One of my big concerns as Tesla continues to grow and expand is that they neglect the original buyers of the Roadsters, Model S’s etc and focus on just the newer cars and needs. A crazy amount of software effort has gone into those Falcon Wing Doors, and now probably a HUD for the Model 3. Meanwhile, the Navigation system (on all cars) is still severely lacking in some areas (waypoints anyone?) and many of these other areas could use some tuning/updates.
So, while i’m thankful for new additions like Homelink auto open/close, i’d love to see Tesla continue to dedicate a few resources to improving things that can help all current and future owners like the UI, Navigation, etc.
Interesting. My garage has a timer feature that I get set so it will automatically close in 1, 2, 5, or 10 minutes (assuming it doesn’t detect movement). That could come in handy in your case, in case the Tesla doesn’t close the door. Of course, my garage door also isn’t HomeLink compatible and I needed to buy a HomeLink repeater to get it to work with my car..
Unfortunately mine don’t have that option but that would be a good backup plan. The thing to remember is to be careful as when the garage doors get confused they can do bad things to the car.
Michael Coiner said:
I have found the Auto Open/Close to be very unreliable, I pull in to the driveway and the door either doesn’t go up at all or it raises up about two feet and stops. Sometimes a button appears that says (Skip) after the word Garage but there is no way to Unskip – when you press the Garage button.
An addition I would like to see is to be able to set the number of inches from the wall the car would automatically stop each time I pull into the garage – something that is already on the Summon feature.
Do you have AP hardware? I wonder if the reason you can’t set the distance on mine is because I’m missing AP hardware which has better granularity.
Also have you tried adjusting the trigger location as I mentioned? I had similar issues until I spent a few hours fiddling with it.
Also a word of caution, driving down the end of the driveway and back isn’t a test. The car needs to go off in between tests it seems.
Thankfully, I have had a 99% success rate since Auto Homelink came out, and the 1% failure wasn’t so much the Tesla’s fault (I park in the driveway for some reason and then it triggers when I didn’t want it to). I did the Reset Location only once, after arriving home from a trip (so plenty of time for the GPS to navigate) and I park my car in the garage. Now it closes when I reach the end of the driveway and opens when I’m halfway across the yard to turn into the driveway from the street. Luck of the draw I guess.
Perhaps, is your car a newer (late 2014 or 2015+) model? Perhaps they improved the antennas.
I got my S as a CPO, it’s a 2013.
Danal Estes said:
I use auto/open close extensively and have found it highly, but not absolutely reliable. I have a 200 foot driveway and have the point set to be right as the car is fully off the street and in the driveway, i.e. 200 feet from the garage door. I was initially concerned that being far from the door, nose pointed away, would affect “close” reliability as compared to “open” reliability, wherein the nose is pointed toward the door.

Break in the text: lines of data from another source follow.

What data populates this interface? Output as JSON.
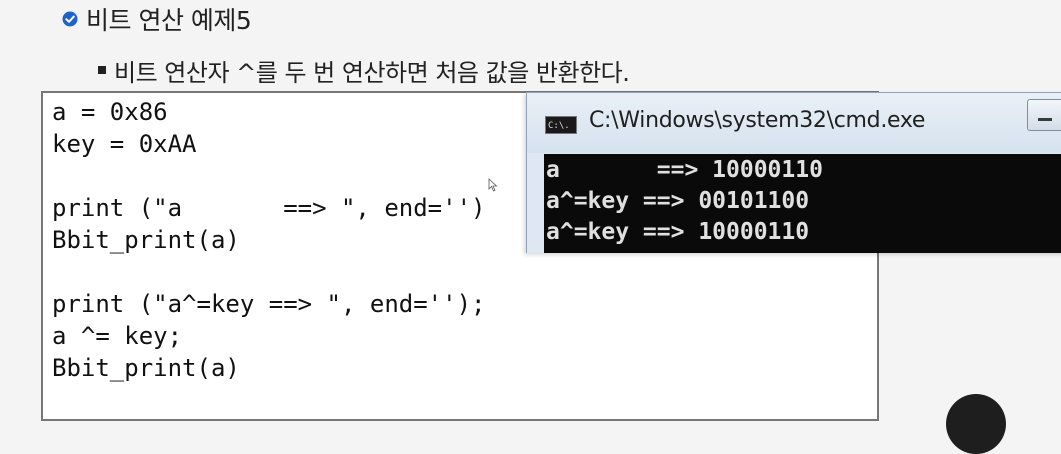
{
  "slide": {
    "heading": "비트 연산 예제5",
    "subbullet": "비트 연산자 ^를 두 번 연산하면 처음 값을 반환한다."
  },
  "code": {
    "lines": [
      "a = 0x86",
      "key = 0xAA",
      "",
      "print (\"a       ==> \", end='')",
      "Bbit_print(a)",
      "",
      "print (\"a^=key ==> \", end='');",
      "a ^= key;",
      "Bbit_print(a)"
    ]
  },
  "cmd": {
    "title": "C:\\Windows\\system32\\cmd.exe",
    "icon_label": "C:\\.",
    "output": [
      "a       ==> 10000110",
      "a^=key ==> 00101100",
      "a^=key ==> 10000110"
    ]
  },
  "colors": {
    "heading_icon": "#1e63c8",
    "console_bg": "#0a0a0a",
    "console_text": "#e0e0e0"
  }
}
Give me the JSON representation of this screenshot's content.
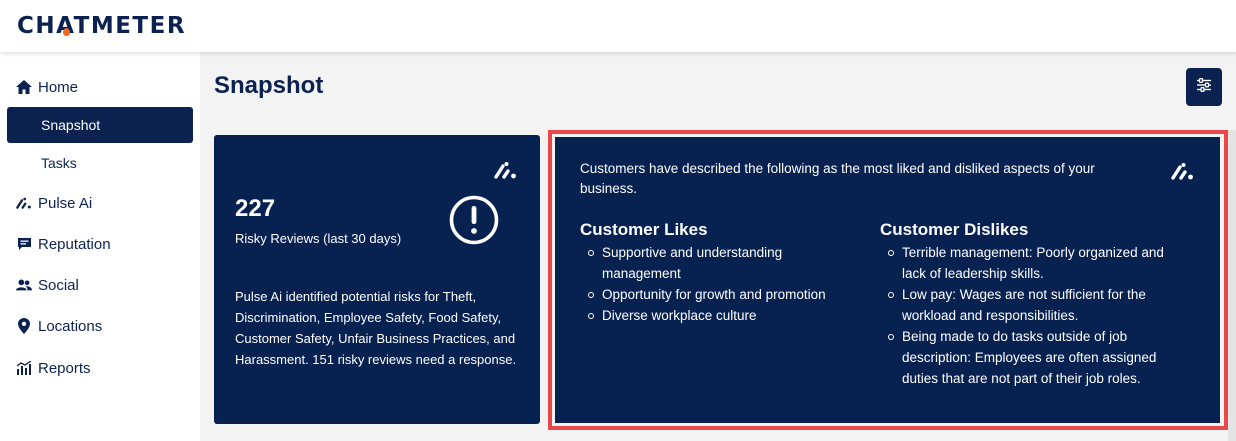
{
  "brand": {
    "name": "CHATMETER"
  },
  "sidebar": {
    "items": [
      {
        "label": "Home",
        "icon": "home-icon"
      },
      {
        "label": "Snapshot",
        "active": true
      },
      {
        "label": "Tasks"
      },
      {
        "label": "Pulse Ai",
        "icon": "pulse-ai-icon"
      },
      {
        "label": "Reputation",
        "icon": "chat-bubble-icon"
      },
      {
        "label": "Social",
        "icon": "users-icon"
      },
      {
        "label": "Locations",
        "icon": "map-pin-icon"
      },
      {
        "label": "Reports",
        "icon": "chart-icon"
      }
    ]
  },
  "page": {
    "title": "Snapshot",
    "filter_icon": "sliders-icon"
  },
  "risk_card": {
    "count": "227",
    "label": "Risky Reviews (last 30 days)",
    "description": "Pulse Ai identified potential risks for Theft, Discrimination, Employee Safety, Food Safety, Customer Safety, Unfair Business Practices, and Harassment. 151 risky reviews need a response.",
    "icon": "exclamation-circle-icon"
  },
  "aspects_card": {
    "intro": "Customers have described the following as the most liked and disliked aspects of your business.",
    "likes": {
      "title": "Customer Likes",
      "items": [
        "Supportive and understanding management",
        "Opportunity for growth and promotion",
        "Diverse workplace culture"
      ]
    },
    "dislikes": {
      "title": "Customer Dislikes",
      "items": [
        "Terrible management: Poorly organized and lack of leadership skills.",
        "Low pay: Wages are not sufficient for the workload and responsibilities.",
        "Being made to do tasks outside of job description: Employees are often assigned duties that are not part of their job roles."
      ]
    }
  },
  "colors": {
    "navy": "#072150",
    "accent_orange": "#f26a21",
    "highlight_red": "#ea4749",
    "background": "#f3f3f3"
  }
}
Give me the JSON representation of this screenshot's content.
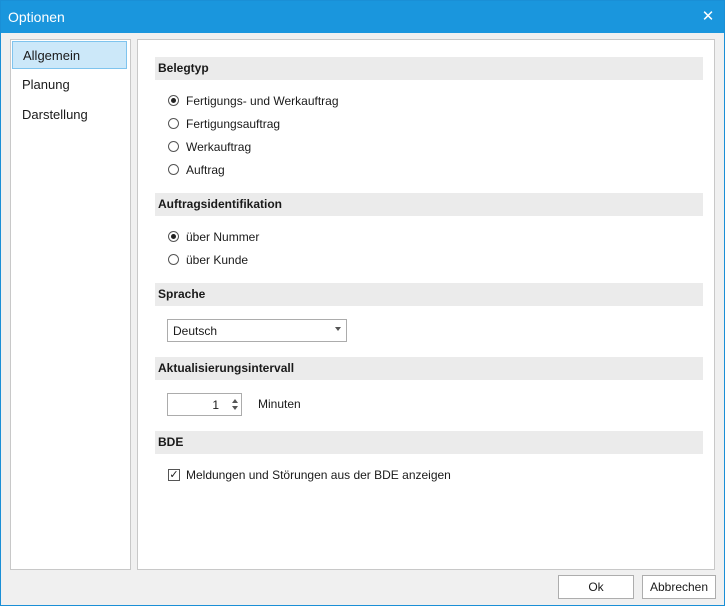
{
  "window": {
    "title": "Optionen",
    "close_glyph": "✕"
  },
  "nav": {
    "items": [
      {
        "label": "Allgemein",
        "selected": true
      },
      {
        "label": "Planung",
        "selected": false
      },
      {
        "label": "Darstellung",
        "selected": false
      }
    ]
  },
  "sections": {
    "belegtyp": {
      "title": "Belegtyp",
      "options": [
        {
          "label": "Fertigungs- und Werkauftrag",
          "checked": true
        },
        {
          "label": "Fertigungsauftrag",
          "checked": false
        },
        {
          "label": "Werkauftrag",
          "checked": false
        },
        {
          "label": "Auftrag",
          "checked": false
        }
      ]
    },
    "auftragsidentifikation": {
      "title": "Auftragsidentifikation",
      "options": [
        {
          "label": "über Nummer",
          "checked": true
        },
        {
          "label": "über Kunde",
          "checked": false
        }
      ]
    },
    "sprache": {
      "title": "Sprache",
      "selected": "Deutsch"
    },
    "aktualisierung": {
      "title": "Aktualisierungsintervall",
      "value": "1",
      "unit": "Minuten"
    },
    "bde": {
      "title": "BDE",
      "checkbox_label": "Meldungen und Störungen aus der BDE anzeigen",
      "checked": true,
      "check_glyph": "✓"
    }
  },
  "buttons": {
    "ok": "Ok",
    "cancel": "Abbrechen"
  },
  "colors": {
    "titlebar": "#1a96dd",
    "nav_selected": "#cce8f9",
    "section_header": "#ebebeb"
  }
}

What I have gradually come to believe, and I could be wrong, is that reliability is directly related to low speed. In my case, when departing, I must stop (or rolling stop) at the end of the driveway and look both ways for traffic. Closing has been VERY reliable. Not absolutely perfect, I do look in my mirror to ensure the door is on the way before I depart. Still, pretty darn good.
Arriving, I can be at several different speeds coming in from the road to my driveway. Even though the nose is not toward the door, arrivals have been ‘statistically’ less reliable. Again, I could be making this up, but lower speeds seem to help.

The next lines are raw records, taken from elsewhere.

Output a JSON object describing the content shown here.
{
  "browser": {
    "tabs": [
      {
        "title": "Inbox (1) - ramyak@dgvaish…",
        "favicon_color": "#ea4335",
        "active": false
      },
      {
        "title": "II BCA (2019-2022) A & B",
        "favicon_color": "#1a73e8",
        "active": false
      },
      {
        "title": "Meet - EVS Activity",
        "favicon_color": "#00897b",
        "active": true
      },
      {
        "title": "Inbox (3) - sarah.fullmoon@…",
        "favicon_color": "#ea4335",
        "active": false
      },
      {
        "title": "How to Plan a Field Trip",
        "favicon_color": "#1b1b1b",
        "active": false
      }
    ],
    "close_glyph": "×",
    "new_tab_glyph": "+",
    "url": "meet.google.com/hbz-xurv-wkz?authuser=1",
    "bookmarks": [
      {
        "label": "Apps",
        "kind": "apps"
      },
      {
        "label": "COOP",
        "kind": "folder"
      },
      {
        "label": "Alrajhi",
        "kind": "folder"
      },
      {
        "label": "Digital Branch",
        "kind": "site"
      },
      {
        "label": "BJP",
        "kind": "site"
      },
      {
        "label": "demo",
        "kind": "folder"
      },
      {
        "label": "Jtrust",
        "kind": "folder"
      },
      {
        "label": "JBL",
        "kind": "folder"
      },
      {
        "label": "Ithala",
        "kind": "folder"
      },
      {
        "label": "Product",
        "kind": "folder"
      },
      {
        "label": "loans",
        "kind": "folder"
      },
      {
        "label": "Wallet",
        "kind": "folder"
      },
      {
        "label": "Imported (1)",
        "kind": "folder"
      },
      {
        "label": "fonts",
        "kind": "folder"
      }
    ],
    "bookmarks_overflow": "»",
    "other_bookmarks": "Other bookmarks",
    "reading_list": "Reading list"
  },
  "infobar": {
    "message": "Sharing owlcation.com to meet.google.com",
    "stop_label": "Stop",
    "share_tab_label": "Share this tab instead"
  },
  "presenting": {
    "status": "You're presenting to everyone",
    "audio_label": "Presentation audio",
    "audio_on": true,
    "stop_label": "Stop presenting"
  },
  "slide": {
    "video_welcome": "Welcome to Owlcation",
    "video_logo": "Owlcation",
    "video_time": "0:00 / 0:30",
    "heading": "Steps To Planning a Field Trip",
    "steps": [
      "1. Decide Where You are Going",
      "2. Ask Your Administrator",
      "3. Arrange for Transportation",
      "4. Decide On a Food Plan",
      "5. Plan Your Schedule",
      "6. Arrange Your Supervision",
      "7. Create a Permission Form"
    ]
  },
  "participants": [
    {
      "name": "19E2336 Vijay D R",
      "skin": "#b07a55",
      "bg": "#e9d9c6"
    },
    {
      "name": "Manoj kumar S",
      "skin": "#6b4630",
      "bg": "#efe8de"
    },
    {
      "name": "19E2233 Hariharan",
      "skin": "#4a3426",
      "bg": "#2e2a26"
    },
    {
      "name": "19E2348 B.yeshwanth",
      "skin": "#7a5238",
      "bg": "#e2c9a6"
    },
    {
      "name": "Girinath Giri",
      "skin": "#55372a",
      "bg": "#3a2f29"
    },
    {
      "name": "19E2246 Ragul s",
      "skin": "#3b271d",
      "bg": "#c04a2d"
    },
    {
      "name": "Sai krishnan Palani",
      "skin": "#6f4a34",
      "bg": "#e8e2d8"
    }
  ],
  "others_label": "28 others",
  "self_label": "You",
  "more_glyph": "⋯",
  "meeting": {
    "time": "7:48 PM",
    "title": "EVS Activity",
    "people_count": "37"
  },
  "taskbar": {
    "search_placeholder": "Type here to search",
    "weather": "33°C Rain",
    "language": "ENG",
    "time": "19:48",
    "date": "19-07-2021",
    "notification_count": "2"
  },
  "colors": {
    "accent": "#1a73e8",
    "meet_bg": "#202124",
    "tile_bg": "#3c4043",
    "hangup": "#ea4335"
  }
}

For some reason recently my close has become super unreliable even at very slow speeds and even if I press the button myself. Trying to figure out if my door antenna went bad or Tesla changed something that affected the range.